Click below to listen to my 2 min. Garden Bite radio show: Creating a bee home
Yesterday I chatted on about neonics, today, let’s build a bee home. Let’s first establish they’re not going to sting you but don’t place them on your house either.
Certainly planting flowers is a must, but so is a nest for them. Thirty percent of bees are cavity-nesting, they’ll live in hollow stems or holes in wood. There are pre-made nests but these are often more cute than useful, says the University of Minnesota Extension’s Bee Lab.
You can use your dried plant stems. They must be dead! Not the bees, the stems. They should be dried for at least a year, they must be broken… a bee can’t cut through those sedum stems, or whatever you use. More information and a video from the University of MN.

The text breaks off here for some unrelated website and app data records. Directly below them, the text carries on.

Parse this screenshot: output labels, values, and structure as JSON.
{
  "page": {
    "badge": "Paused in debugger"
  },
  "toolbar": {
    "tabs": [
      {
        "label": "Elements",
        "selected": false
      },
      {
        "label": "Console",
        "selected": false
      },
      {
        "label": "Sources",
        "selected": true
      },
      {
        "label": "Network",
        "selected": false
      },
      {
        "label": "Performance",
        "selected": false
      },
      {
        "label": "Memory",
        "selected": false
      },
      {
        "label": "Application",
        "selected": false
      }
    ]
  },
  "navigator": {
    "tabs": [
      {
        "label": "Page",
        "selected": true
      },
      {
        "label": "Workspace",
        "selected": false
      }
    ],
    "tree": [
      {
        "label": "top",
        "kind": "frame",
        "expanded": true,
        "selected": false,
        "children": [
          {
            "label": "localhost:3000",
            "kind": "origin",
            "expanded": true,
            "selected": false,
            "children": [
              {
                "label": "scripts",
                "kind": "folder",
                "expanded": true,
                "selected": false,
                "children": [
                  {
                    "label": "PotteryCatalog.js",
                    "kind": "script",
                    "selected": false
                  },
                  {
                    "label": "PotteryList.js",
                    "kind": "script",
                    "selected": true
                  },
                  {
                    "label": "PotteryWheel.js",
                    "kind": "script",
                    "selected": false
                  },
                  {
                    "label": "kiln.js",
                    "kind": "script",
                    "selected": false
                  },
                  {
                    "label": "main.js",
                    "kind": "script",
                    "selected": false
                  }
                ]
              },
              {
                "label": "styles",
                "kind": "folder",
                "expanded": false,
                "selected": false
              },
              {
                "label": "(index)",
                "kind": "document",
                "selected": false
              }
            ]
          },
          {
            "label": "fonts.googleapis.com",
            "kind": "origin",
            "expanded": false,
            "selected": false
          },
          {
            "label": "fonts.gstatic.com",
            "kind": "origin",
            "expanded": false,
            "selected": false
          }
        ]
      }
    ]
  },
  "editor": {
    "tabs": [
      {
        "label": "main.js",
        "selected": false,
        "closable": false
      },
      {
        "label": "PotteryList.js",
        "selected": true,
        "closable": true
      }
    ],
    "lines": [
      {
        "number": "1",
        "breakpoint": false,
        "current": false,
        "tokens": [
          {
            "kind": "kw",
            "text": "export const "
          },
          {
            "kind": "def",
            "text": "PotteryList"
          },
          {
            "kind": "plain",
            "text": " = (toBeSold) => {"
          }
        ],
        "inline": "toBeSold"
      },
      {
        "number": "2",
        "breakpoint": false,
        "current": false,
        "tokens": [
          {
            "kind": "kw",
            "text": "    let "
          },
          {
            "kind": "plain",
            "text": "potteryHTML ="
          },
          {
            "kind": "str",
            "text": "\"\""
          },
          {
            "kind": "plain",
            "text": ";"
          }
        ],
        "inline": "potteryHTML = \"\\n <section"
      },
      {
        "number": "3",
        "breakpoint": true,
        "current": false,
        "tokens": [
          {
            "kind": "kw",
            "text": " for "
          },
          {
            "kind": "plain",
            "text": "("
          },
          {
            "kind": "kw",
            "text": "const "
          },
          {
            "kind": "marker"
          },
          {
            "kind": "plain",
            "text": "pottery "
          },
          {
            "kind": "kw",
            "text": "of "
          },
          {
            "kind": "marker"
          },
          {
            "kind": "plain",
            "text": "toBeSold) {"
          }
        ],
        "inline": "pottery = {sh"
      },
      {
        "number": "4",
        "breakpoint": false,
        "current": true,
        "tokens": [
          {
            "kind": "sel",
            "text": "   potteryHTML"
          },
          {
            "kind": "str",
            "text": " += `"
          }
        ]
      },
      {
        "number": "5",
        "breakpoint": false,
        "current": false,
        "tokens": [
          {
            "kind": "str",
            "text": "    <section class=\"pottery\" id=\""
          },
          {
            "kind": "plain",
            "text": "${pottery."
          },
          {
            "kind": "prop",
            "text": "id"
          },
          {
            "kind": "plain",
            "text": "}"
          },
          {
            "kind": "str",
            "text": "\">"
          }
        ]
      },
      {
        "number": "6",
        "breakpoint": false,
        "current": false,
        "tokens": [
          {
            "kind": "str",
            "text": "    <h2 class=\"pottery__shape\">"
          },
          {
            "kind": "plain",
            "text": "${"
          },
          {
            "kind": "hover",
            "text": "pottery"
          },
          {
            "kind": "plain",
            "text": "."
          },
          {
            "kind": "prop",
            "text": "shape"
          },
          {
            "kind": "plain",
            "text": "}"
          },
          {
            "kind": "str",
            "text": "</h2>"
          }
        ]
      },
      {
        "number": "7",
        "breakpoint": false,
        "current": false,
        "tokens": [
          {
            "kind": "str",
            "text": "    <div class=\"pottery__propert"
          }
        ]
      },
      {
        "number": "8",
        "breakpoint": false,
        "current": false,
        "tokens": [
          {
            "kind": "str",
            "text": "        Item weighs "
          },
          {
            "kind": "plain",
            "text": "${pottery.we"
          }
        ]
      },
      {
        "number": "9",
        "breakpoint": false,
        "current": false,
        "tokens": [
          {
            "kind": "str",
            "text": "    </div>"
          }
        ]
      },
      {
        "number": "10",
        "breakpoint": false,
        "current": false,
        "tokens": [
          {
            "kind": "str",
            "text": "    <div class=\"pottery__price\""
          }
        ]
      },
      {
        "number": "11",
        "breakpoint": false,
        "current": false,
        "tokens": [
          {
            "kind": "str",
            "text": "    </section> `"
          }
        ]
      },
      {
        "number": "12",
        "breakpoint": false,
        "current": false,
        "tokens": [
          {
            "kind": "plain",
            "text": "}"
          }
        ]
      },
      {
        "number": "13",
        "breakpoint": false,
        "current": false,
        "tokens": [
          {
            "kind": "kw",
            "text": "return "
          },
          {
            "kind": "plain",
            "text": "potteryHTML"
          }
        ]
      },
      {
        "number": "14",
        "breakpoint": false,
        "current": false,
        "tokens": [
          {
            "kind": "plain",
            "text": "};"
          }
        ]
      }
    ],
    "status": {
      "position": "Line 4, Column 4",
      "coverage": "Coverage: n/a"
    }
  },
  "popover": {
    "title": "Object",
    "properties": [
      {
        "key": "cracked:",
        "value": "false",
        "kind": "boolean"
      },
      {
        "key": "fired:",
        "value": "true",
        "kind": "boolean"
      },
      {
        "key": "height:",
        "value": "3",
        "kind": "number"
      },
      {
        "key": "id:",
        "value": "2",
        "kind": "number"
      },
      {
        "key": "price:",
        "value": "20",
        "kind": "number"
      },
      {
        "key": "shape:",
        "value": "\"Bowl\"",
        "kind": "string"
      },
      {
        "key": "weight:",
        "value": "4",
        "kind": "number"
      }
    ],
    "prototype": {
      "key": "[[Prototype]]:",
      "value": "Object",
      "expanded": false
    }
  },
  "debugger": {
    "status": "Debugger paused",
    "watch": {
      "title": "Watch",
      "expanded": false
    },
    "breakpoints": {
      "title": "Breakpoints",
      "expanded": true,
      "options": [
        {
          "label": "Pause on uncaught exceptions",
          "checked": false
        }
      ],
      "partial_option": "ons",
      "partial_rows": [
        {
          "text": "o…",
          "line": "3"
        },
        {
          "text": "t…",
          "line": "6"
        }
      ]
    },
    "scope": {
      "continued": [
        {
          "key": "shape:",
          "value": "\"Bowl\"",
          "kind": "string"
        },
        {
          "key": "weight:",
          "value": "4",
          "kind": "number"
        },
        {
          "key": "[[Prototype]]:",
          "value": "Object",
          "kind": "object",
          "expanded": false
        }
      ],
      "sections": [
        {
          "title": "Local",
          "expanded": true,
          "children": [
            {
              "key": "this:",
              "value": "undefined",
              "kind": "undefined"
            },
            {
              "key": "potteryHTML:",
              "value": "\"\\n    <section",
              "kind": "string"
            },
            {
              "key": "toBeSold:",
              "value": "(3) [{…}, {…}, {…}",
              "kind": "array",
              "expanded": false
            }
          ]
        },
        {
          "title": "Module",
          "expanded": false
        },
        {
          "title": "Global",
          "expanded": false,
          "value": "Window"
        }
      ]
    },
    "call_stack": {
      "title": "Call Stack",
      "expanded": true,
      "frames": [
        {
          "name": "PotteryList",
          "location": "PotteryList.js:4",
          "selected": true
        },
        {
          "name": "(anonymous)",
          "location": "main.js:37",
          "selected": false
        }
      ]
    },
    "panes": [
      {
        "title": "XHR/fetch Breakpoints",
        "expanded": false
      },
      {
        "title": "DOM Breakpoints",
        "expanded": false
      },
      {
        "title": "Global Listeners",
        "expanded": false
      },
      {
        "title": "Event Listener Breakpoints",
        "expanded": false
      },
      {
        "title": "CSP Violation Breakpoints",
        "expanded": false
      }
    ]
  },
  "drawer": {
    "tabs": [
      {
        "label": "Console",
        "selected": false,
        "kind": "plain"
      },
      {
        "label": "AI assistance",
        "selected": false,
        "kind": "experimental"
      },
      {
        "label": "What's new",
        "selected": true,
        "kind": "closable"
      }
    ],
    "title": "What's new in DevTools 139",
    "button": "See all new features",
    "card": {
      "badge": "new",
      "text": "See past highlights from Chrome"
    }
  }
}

The stems should be between an ? to ½ an inch in diameter and 5 to 8 inches in length. Stems can be left in the ground, or can be bundled together and secured to something so they do not move or fall over. The bundle can be either horizontal or vertical.
Keep it in a partly-shaded environment out of windy areas. An important piece to know is that stems should be set out in the spring and left through the winter until the next summer, so the bees have time to develop and emerge.
Mason bees are one of the nesting bees. This is a comprehensive guide to bees from the University of Wisconsin. It includes bees that nest in the ground too.
And, of course, you want flowers that bees love… dandelions are a good one, seriously! Native Columbine, geranium, Giant Hyssop, Purple prairie clover, marigolds, Echinacea, Prairie Smoke…
If you really want to get wild… and you have the room… and you’re not afraid of bees, then take a peek at Modern Farmer, they show you how to make a bee hotel.
VerticalVeg also has some great suggestions for bee homes and more information.
More on bees from the Xerces Society